== WHAT YOU HAVE TO DO ==
Set down the lines below, exactly, starting at the one that contains "Decode this image" and stopping at the last line, inclusive. Omit pictures.

Stored entries:
◇ ◇ ◇ ◇ ◇ ◇ ◇

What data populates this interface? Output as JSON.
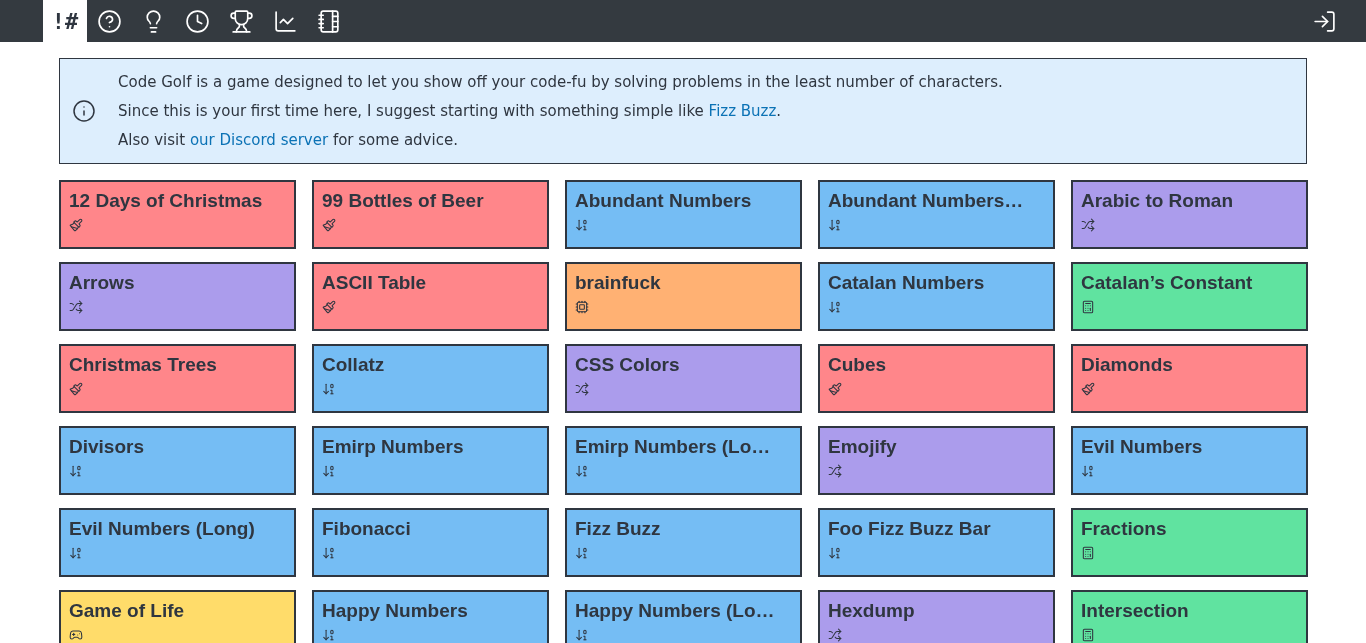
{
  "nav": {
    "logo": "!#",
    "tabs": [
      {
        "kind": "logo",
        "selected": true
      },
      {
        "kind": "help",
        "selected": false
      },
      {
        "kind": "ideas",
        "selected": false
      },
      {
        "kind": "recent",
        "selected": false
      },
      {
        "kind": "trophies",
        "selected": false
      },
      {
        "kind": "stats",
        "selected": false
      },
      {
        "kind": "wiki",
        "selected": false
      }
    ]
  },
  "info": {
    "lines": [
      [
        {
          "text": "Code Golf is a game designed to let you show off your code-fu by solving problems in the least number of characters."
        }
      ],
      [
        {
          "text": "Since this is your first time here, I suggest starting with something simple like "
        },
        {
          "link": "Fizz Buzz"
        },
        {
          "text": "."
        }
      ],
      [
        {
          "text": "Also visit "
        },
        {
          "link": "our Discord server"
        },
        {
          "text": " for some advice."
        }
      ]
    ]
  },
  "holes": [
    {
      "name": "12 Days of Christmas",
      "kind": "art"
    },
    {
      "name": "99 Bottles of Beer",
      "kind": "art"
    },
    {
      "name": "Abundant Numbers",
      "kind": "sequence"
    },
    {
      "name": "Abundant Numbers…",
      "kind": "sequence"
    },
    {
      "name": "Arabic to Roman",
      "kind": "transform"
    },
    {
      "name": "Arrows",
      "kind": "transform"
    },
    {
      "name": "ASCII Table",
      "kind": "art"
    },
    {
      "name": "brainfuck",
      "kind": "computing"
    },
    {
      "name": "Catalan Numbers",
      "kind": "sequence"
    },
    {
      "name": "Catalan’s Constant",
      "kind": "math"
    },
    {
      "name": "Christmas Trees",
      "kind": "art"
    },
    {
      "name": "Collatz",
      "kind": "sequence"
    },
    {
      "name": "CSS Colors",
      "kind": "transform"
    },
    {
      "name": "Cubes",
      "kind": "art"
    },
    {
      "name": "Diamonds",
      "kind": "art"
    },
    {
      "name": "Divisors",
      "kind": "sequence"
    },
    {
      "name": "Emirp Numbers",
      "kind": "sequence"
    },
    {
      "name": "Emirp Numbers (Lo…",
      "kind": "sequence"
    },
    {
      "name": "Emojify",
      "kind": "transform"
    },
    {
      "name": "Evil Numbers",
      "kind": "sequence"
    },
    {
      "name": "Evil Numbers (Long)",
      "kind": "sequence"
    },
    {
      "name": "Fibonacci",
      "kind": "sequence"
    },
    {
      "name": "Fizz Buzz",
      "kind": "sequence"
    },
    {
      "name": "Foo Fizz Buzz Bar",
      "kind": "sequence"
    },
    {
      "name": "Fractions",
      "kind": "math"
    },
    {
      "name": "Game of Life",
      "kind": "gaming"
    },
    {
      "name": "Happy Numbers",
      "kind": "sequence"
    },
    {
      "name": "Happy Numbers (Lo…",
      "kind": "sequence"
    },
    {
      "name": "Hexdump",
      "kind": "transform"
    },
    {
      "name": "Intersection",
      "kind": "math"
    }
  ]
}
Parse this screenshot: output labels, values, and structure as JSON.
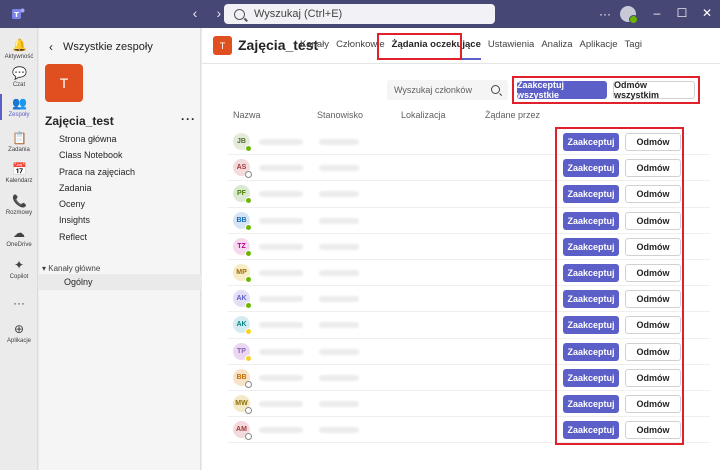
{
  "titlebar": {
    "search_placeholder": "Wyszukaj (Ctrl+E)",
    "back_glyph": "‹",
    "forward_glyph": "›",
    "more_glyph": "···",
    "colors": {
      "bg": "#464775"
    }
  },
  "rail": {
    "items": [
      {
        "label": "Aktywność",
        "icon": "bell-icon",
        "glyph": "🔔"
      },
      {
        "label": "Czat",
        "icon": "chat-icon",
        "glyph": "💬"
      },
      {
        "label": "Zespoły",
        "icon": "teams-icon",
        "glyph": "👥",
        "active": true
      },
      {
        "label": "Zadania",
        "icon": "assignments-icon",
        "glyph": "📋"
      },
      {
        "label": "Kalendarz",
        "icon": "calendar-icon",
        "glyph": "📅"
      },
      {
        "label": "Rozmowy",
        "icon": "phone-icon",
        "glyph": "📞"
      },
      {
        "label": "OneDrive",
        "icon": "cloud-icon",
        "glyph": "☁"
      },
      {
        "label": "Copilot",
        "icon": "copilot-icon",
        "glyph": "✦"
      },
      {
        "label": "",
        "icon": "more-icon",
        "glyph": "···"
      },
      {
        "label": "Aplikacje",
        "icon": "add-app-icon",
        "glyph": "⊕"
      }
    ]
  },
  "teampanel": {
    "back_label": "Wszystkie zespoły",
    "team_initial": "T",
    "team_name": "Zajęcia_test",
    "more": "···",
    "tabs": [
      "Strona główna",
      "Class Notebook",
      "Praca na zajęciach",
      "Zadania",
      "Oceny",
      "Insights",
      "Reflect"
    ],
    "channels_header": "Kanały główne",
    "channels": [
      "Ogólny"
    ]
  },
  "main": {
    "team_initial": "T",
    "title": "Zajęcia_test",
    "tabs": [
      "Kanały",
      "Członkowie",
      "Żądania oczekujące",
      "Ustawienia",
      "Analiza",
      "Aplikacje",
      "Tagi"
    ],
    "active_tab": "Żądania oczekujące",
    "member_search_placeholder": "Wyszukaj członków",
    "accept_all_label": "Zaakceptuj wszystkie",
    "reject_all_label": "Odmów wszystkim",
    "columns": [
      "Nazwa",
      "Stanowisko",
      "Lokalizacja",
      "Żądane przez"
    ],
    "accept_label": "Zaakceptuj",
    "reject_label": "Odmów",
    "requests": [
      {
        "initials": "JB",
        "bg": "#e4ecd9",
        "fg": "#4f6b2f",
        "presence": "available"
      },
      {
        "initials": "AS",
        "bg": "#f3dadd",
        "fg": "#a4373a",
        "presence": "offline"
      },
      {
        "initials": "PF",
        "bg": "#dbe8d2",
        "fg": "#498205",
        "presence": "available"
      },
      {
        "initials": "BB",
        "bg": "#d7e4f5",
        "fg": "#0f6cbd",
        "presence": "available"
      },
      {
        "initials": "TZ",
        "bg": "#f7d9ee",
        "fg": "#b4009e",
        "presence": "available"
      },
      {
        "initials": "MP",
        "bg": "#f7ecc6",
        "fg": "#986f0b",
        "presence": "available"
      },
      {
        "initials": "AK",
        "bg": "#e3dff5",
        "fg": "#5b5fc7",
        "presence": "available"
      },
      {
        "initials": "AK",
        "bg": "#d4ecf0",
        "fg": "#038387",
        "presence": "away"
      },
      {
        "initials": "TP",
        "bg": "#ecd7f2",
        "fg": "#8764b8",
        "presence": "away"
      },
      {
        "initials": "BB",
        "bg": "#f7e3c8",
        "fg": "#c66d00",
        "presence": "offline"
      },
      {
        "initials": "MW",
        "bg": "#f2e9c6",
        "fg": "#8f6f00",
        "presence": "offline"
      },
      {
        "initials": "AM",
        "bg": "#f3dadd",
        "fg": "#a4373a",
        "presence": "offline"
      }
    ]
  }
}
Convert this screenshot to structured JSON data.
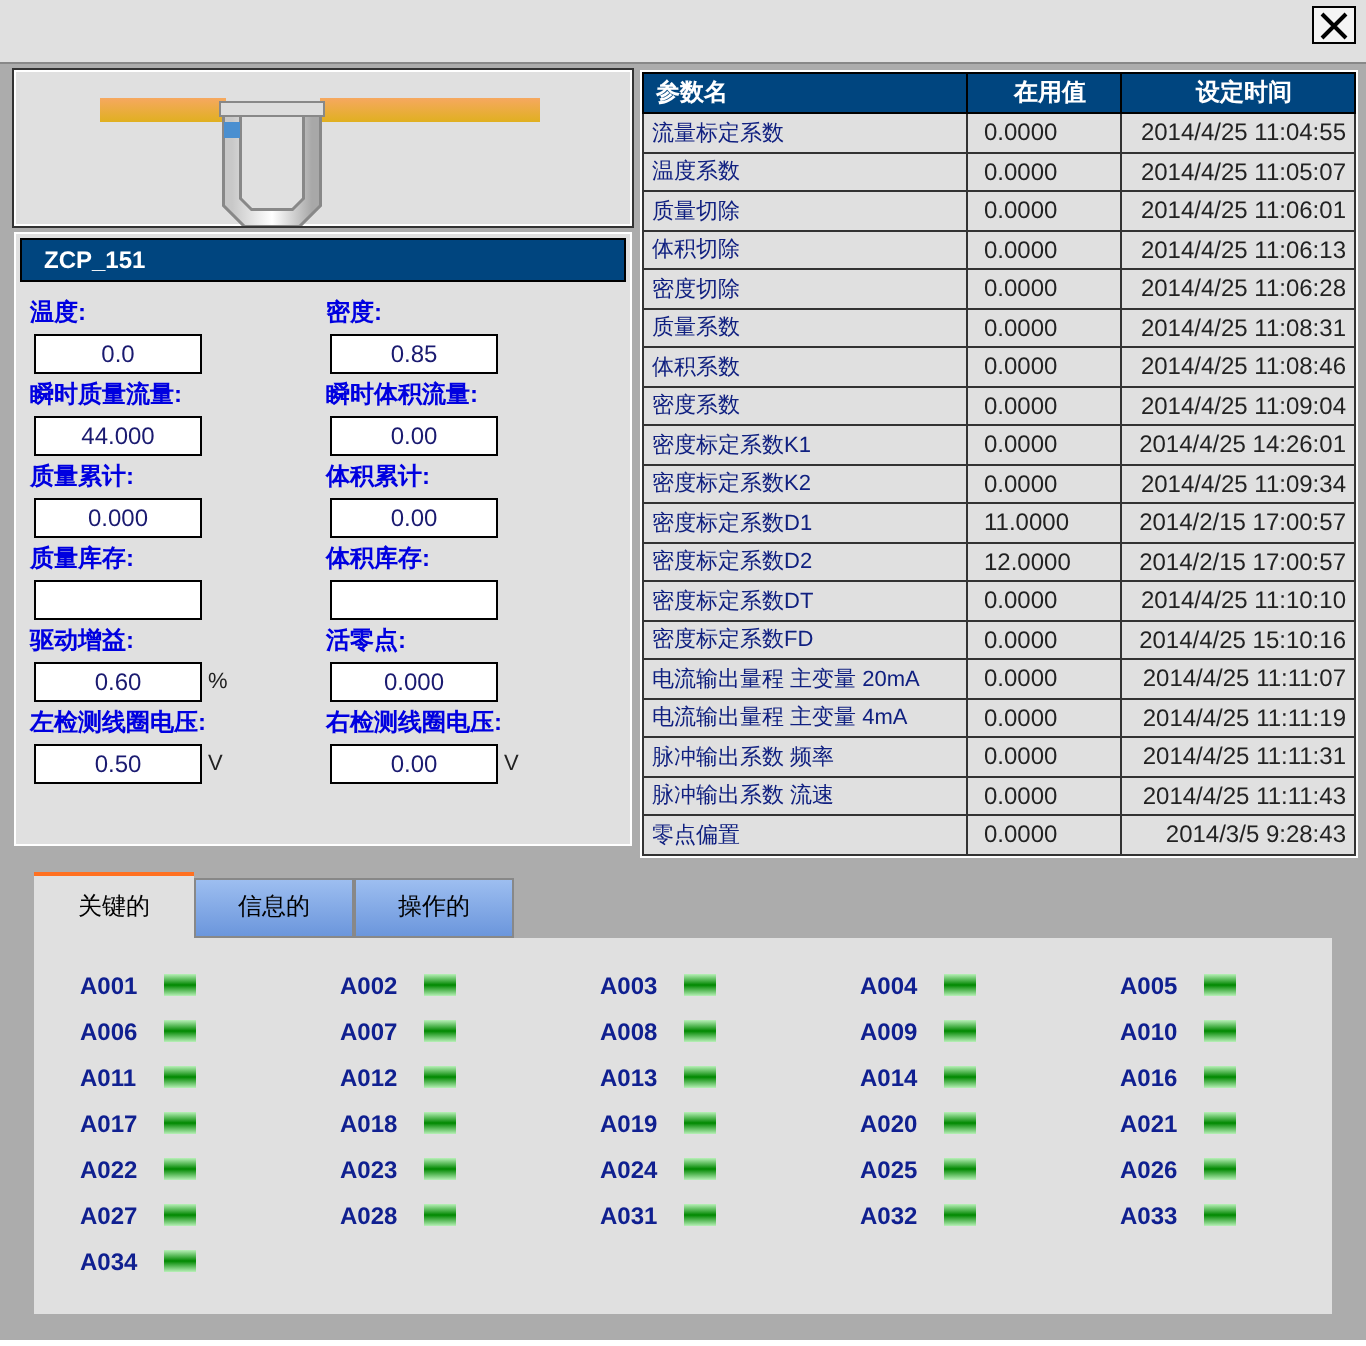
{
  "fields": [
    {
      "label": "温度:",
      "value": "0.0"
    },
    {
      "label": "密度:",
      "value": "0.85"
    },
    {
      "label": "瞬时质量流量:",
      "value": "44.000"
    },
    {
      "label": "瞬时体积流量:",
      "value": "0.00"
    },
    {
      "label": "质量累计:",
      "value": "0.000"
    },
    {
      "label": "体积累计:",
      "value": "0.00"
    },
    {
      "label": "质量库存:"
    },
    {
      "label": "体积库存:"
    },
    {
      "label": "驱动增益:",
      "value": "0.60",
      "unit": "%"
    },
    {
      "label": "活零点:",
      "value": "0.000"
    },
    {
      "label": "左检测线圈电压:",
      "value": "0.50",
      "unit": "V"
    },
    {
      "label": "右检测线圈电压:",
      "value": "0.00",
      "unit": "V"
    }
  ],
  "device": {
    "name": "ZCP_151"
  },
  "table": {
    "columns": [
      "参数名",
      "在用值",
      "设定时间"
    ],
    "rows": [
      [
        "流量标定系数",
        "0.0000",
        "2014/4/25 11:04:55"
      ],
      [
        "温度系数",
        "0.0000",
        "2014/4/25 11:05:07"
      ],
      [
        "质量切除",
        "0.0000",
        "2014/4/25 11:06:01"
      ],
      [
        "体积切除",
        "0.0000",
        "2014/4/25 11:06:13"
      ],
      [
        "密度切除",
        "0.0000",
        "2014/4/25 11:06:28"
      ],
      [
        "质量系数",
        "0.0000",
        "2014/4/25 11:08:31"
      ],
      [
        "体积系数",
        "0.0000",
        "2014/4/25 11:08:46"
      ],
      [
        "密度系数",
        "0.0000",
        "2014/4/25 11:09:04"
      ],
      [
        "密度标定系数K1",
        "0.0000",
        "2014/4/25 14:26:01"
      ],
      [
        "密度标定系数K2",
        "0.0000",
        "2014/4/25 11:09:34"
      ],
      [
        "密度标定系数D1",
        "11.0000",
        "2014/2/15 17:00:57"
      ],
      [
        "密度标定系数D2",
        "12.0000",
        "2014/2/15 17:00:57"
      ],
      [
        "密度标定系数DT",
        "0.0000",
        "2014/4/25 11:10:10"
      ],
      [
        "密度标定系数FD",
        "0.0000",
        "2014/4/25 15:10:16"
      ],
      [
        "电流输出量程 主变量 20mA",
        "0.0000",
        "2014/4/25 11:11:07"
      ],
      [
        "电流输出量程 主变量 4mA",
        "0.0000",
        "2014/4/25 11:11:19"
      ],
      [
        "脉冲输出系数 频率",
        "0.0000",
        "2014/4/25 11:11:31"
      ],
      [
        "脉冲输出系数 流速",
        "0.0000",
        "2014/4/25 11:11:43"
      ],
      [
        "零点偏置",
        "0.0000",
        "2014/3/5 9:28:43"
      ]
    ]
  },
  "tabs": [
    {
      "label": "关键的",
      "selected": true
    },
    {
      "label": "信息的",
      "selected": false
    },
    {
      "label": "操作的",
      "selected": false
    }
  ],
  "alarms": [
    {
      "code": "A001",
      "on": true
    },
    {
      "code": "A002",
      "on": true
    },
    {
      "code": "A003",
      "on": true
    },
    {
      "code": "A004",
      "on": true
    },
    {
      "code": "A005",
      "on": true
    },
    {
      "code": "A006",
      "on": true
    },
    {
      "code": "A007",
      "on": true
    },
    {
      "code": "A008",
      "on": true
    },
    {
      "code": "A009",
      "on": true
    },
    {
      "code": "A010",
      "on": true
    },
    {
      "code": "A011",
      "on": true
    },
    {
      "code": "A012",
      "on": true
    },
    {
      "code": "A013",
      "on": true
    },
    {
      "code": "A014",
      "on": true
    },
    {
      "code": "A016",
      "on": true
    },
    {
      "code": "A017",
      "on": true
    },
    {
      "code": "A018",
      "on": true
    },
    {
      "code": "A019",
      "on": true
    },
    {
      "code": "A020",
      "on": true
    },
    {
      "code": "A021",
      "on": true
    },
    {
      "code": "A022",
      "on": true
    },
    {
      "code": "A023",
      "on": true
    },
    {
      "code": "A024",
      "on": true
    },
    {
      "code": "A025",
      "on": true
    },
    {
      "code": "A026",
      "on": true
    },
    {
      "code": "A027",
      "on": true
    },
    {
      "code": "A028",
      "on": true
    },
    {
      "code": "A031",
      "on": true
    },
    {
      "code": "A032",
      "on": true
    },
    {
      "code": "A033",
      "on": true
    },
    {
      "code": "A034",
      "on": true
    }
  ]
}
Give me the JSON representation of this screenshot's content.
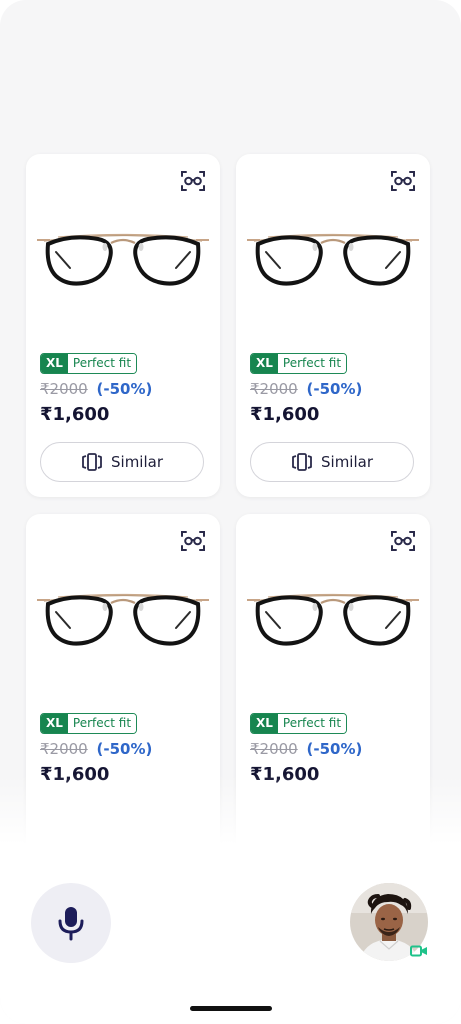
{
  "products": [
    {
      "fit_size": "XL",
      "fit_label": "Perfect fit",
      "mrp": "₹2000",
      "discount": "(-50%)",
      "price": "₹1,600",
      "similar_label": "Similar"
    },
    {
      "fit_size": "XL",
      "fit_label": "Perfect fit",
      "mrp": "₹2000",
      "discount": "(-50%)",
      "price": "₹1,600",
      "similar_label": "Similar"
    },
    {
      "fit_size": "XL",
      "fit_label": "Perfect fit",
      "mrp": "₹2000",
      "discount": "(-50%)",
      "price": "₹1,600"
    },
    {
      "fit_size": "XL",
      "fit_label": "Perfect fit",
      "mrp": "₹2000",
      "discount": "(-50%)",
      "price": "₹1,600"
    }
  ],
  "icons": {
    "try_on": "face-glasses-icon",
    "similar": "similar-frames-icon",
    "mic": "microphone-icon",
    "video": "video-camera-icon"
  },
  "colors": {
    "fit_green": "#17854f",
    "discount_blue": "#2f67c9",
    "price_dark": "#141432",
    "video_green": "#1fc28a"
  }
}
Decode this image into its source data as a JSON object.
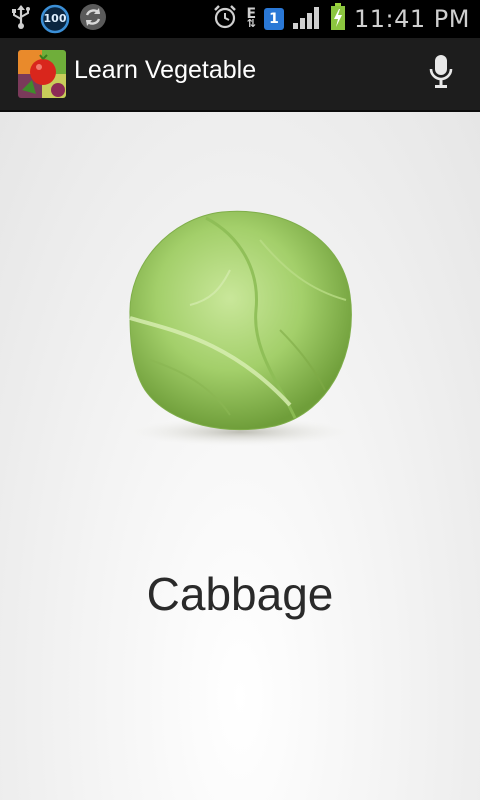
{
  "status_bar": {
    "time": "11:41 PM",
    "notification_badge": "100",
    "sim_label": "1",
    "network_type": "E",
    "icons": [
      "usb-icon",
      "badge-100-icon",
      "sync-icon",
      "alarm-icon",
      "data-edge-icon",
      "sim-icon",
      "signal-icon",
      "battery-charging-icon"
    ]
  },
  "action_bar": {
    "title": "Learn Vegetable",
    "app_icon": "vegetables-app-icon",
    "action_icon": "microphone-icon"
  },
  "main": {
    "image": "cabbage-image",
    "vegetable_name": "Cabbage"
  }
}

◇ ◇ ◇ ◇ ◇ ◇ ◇

== THE COMPLETED TASK ==
Decode this image into its source data as a JSON object.
{
  "status_bar": {
    "time": "11:41 PM",
    "notification_badge": "100",
    "sim_label": "1",
    "network_type": "E",
    "icons": [
      "usb-icon",
      "badge-100-icon",
      "sync-icon",
      "alarm-icon",
      "data-edge-icon",
      "sim-icon",
      "signal-icon",
      "battery-charging-icon"
    ]
  },
  "action_bar": {
    "title": "Learn Vegetable",
    "app_icon": "vegetables-app-icon",
    "action_icon": "microphone-icon"
  },
  "main": {
    "image": "cabbage-image",
    "vegetable_name": "Cabbage"
  }
}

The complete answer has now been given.